#### Directions for this task:
The pictures do not go in the copy. Reproduce the rest of the entries exactly.

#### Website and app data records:
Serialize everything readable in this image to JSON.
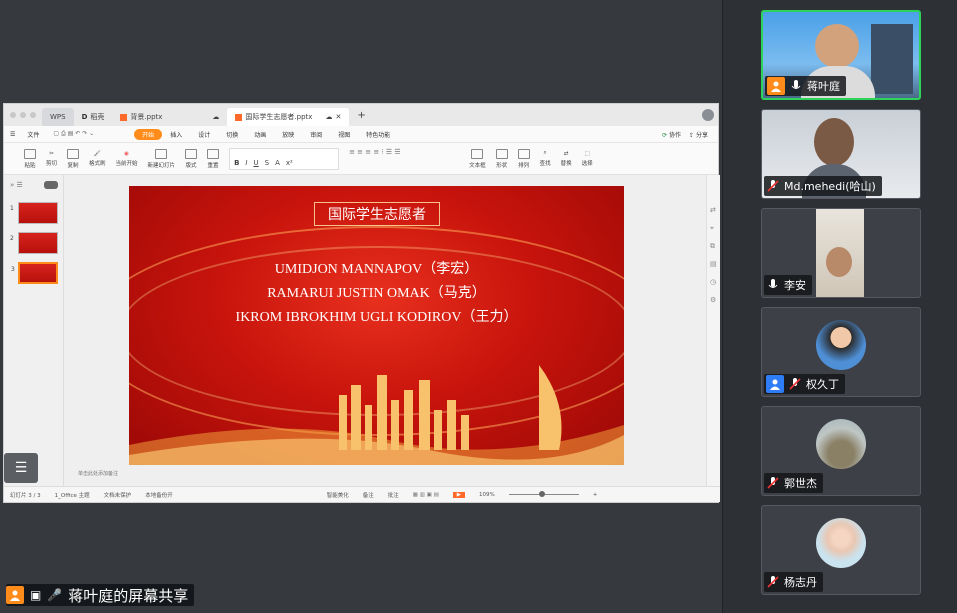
{
  "wps": {
    "app_tab": "WPS",
    "tab_stub": "稻壳",
    "tab_file1": "背景.pptx",
    "tab_doc": "国际学生志愿者.pptx",
    "menu": [
      "文件",
      "开始",
      "插入",
      "设计",
      "切换",
      "动画",
      "放映",
      "审阅",
      "视图",
      "特色功能"
    ],
    "menu_active_index": 1,
    "collab": "协作",
    "share": "分享",
    "ribbon": [
      "粘贴",
      "剪切",
      "复制",
      "格式刷",
      "当前开始",
      "新建幻灯片",
      "版式",
      "重置",
      "文本框",
      "形状",
      "排列",
      "查找",
      "替换",
      "选择"
    ],
    "slide_numbers": [
      "1",
      "2",
      "3"
    ],
    "notes_placeholder": "单击此处添加备注",
    "status": {
      "slide_index": "幻灯片 3 / 3",
      "theme": "1_Office 主题",
      "protect": "文档未保护",
      "backup": "本地备份开",
      "beautify": "智能美化",
      "notes": "备注",
      "comments": "批注",
      "zoom": "109%"
    }
  },
  "slide": {
    "title": "国际学生志愿者",
    "names": [
      "UMIDJON MANNAPOV（李宏）",
      "RAMARUI JUSTIN OMAK（马克）",
      "IKROM IBROKHIM UGLI KODIROV（王力）"
    ]
  },
  "participants": [
    {
      "name": "蒋叶庭",
      "host": true,
      "muted": false,
      "active": true
    },
    {
      "name": "Md.mehedi(哈山)",
      "host": false,
      "muted": true,
      "active": false
    },
    {
      "name": "李安",
      "host": false,
      "muted": false,
      "active": false
    },
    {
      "name": "权久丁",
      "host": false,
      "muted": true,
      "active": false,
      "blue_badge": true
    },
    {
      "name": "郭世杰",
      "host": false,
      "muted": true,
      "active": false
    },
    {
      "name": "杨志丹",
      "host": false,
      "muted": true,
      "active": false
    }
  ],
  "share_label": "蒋叶庭的屏幕共享",
  "colors": {
    "accent": "#ff8c1a",
    "active_border": "#2cd45a",
    "slide_red": "#c8140c"
  }
}
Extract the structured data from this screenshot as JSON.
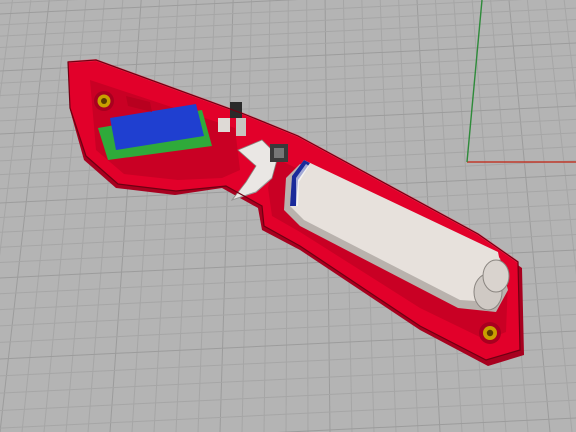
{
  "viewport": {
    "background_color": "#b4b4b4",
    "grid_line_color": "#a6a6a6",
    "grid_major_color": "#9c9c9c",
    "axis_x_color": "#c0392b",
    "axis_y_color": "#2e8b3a"
  },
  "model": {
    "housing_color": "#e2002a",
    "housing_shadow_color": "#a8001f",
    "housing_inner_color": "#c90024",
    "pcb_color": "#2faa3a",
    "display_color": "#1f3fd0",
    "battery_color": "#e7e1dc",
    "battery_shadow_color": "#b9b2ad",
    "blade_color": "#eae7e4",
    "screw_boss_color": "#c8a000",
    "switch_color": "#2a2a2a"
  }
}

#### Expected output:
Serialize everything readable in this image to JSON.
{
  "wps": {
    "app_tab": "WPS",
    "tab_stub": "稻壳",
    "tab_file1": "背景.pptx",
    "tab_doc": "国际学生志愿者.pptx",
    "menu": [
      "文件",
      "开始",
      "插入",
      "设计",
      "切换",
      "动画",
      "放映",
      "审阅",
      "视图",
      "特色功能"
    ],
    "menu_active_index": 1,
    "collab": "协作",
    "share": "分享",
    "ribbon": [
      "粘贴",
      "剪切",
      "复制",
      "格式刷",
      "当前开始",
      "新建幻灯片",
      "版式",
      "重置",
      "文本框",
      "形状",
      "排列",
      "查找",
      "替换",
      "选择"
    ],
    "slide_numbers": [
      "1",
      "2",
      "3"
    ],
    "notes_placeholder": "单击此处添加备注",
    "status": {
      "slide_index": "幻灯片 3 / 3",
      "theme": "1_Office 主题",
      "protect": "文档未保护",
      "backup": "本地备份开",
      "beautify": "智能美化",
      "notes": "备注",
      "comments": "批注",
      "zoom": "109%"
    }
  },
  "slide": {
    "title": "国际学生志愿者",
    "names": [
      "UMIDJON MANNAPOV（李宏）",
      "RAMARUI JUSTIN OMAK（马克）",
      "IKROM IBROKHIM UGLI KODIROV（王力）"
    ]
  },
  "participants": [
    {
      "name": "蒋叶庭",
      "host": true,
      "muted": false,
      "active": true
    },
    {
      "name": "Md.mehedi(哈山)",
      "host": false,
      "muted": true,
      "active": false
    },
    {
      "name": "李安",
      "host": false,
      "muted": false,
      "active": false
    },
    {
      "name": "权久丁",
      "host": false,
      "muted": true,
      "active": false,
      "blue_badge": true
    },
    {
      "name": "郭世杰",
      "host": false,
      "muted": true,
      "active": false
    },
    {
      "name": "杨志丹",
      "host": false,
      "muted": true,
      "active": false
    }
  ],
  "share_label": "蒋叶庭的屏幕共享",
  "colors": {
    "accent": "#ff8c1a",
    "active_border": "#2cd45a",
    "slide_red": "#c8140c"
  }
}
Extract the structured data from this screenshot as JSON.
{
  "viewport": {
    "background_color": "#b4b4b4",
    "grid_line_color": "#a6a6a6",
    "grid_major_color": "#9c9c9c",
    "axis_x_color": "#c0392b",
    "axis_y_color": "#2e8b3a"
  },
  "model": {
    "housing_color": "#e2002a",
    "housing_shadow_color": "#a8001f",
    "housing_inner_color": "#c90024",
    "pcb_color": "#2faa3a",
    "display_color": "#1f3fd0",
    "battery_color": "#e7e1dc",
    "battery_shadow_color": "#b9b2ad",
    "blade_color": "#eae7e4",
    "screw_boss_color": "#c8a000",
    "switch_color": "#2a2a2a"
  }
}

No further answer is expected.